going to spend your money, your vacations,
and your energy
The fact is, you show me a married man
and I'll show you a man who's been hustled.
Essentially, marriage (in America) is the
handing of a rubber mallet to a selected
woman, placing your balls on an anvil, and
instructing her to take a swing any time she's
so inclined. If you subsequently decide there
is something patently one sided about the
arrangement, the courts will encourage her to
take numerous parting swings as you default.
Further, you may be ordered to subject yourself,
once per month, to other ritualistic hammerings
(like sending her a large check, drawn
on your account).
The next sub chapter I'm on is called "The Prince and the Pauper"
Q. Can anyone afford marriage?
A. Two classes of individuals can afford marriage,
the multi-millionaires and the indigent.
The very wealthy only pay small percentages
of their net worth to either keep or unload a
wife. Moreover, those who aren't concerned
with regular incomes aren't losing any sleep
over the cost of marriage or divorce either.
It's the average wage earner, the middle income
worker, who gets the shaft. He pays the
most to be married, and he pays the most for
The next subchapter I'm on is called "The Ceremony"
Q. Does the wedding itself present any particular
A. It's an expensive, somewhat embarrassing
ritual, often officiated by someone who barely
knows the couple. Many of the participants
and family members end up angry with each
other. Subtle insults are traded. Inter-family

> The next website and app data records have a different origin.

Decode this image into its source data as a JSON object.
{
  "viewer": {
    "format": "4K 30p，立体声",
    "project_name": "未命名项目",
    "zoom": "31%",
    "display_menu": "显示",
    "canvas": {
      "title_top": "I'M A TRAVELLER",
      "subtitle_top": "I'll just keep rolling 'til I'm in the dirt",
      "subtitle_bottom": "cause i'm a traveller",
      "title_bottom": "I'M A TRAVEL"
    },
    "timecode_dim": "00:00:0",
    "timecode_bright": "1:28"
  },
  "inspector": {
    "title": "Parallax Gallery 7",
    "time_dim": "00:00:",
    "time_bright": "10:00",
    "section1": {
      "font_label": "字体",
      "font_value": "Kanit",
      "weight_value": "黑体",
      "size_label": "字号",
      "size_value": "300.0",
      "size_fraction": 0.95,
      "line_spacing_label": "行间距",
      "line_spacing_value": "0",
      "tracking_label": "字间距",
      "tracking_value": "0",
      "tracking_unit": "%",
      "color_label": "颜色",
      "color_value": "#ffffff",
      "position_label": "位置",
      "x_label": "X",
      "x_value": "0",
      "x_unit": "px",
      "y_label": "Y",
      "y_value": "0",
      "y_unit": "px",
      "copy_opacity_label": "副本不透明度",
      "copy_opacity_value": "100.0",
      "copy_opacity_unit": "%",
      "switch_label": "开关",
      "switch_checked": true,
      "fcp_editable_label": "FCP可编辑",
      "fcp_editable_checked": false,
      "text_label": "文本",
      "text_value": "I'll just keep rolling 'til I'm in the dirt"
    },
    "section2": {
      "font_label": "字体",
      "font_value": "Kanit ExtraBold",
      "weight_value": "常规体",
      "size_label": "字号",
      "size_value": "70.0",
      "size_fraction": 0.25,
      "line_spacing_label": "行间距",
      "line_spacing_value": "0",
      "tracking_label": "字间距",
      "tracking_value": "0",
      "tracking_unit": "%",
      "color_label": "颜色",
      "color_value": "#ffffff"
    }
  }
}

grudges germinate. Practically all the wedding
gifts are for the woman. The man receives virtually
nothing. This is in keeping with the
practice of awarding spoils to the victor. It's
also good training for the new husband who
must learn to expect little. Further, any mistakes
made by the husband on the wedding
day will never be forgiven by the wife. She will
hold the smallest faux pas against him for the
rest of his days. This is also good training for
the husband. He must start getting used to the
idea that if something goes wrong, it's his